Educating Students on Their Rights
Deborah Meier continues her conversation with Harry Boyte. To read their full exchange, please visit here.
Dear Harry and friends,
Yes, we do at times differ. I keep wanting to know the institutional rules of governance that could make it more or less likely that democratic norms will flourish. What gives us the best shot at being treated fairly, having a voice in our own lives, having a shot at getting my way when it seems important, being able to organize my fellow citizens, and other such daily whims and woes? What is in place that prevents someone from cheating on the rules, and how likely are they to be ignored? When all is said and done, in moments of stress (and when it really counts) are there ways to stop the more powerful from ignoring the rights of the less powerful? Is the disparity in power so great that the rules probably don't matter much and no one even takes them seriously because "they" always get what they want in the end? How easy is it for the most insignificant member of society to defend his or her own rights?

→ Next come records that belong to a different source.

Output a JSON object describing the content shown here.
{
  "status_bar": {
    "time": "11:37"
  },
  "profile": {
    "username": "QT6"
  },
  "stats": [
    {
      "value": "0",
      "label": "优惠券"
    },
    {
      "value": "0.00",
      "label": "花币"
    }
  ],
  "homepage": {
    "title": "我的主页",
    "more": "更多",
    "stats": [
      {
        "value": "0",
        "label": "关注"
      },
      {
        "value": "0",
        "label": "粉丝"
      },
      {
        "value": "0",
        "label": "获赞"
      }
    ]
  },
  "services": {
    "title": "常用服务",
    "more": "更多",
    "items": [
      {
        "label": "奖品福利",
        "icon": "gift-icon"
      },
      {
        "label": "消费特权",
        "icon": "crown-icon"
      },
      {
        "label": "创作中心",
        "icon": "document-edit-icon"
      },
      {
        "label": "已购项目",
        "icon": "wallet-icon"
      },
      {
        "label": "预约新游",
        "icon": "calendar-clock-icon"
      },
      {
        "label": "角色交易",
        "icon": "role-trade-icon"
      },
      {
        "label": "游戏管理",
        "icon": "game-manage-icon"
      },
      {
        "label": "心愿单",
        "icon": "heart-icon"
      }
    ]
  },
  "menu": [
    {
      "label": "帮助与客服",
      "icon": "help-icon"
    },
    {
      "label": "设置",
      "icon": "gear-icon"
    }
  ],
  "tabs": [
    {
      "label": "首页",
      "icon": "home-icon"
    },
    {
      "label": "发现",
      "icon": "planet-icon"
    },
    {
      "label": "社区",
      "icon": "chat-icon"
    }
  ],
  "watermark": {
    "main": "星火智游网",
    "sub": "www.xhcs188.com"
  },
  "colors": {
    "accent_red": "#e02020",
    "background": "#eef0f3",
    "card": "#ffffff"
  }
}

These are some of the questions I asked kids to explore in their service jobs in high school. And right now these are the questions I ask as I counsel my friends and colleagues facing decisions that are destructive to their own schools, families, and students in the here and now—and that led me to go to NYC to "strategize" about how to save a school we all love.
So I think about how we can organize schooling so that students can play with these questions close to home. Why did we leave the kitchen staff or the teacher aides out when we decided x? Who decides who to include and who gets left out? How much power do we want to leave in the hands of the experts—the professionals? Downtown. The State. Who is an expert on the particular students themselves? And who decides that? What effect do these choices have on the particular business at hand—teaching the kids how to multiply and divide? And what is more important—teaching them the "academics" or teaching them what their own rights are, how to expect to be treated, and what to do when they aren't?
So I start with thinking about what powers must stay in the hands of families, communities, and local authorities vs. the state and then federal level. I worry about what would happen if...local bodies representing the critical constituents are biased in some seriously unfair way? Who would intervene and by what moral and legal right?
These are questions I want schools to be talking about and "enacting"—by trial and error—I want kids to see—and, where possible, participate in—making these decisions as well as being able to protest when they think decisions are unfair or "just" demeaning.
The Catholic principle of subsidiarity—which I recently discovered—says it well. Those most affected by decisions should be involved in making them.
So, given your ideas, what might be just a few proposals you would make to the next president about education policy on the federal level?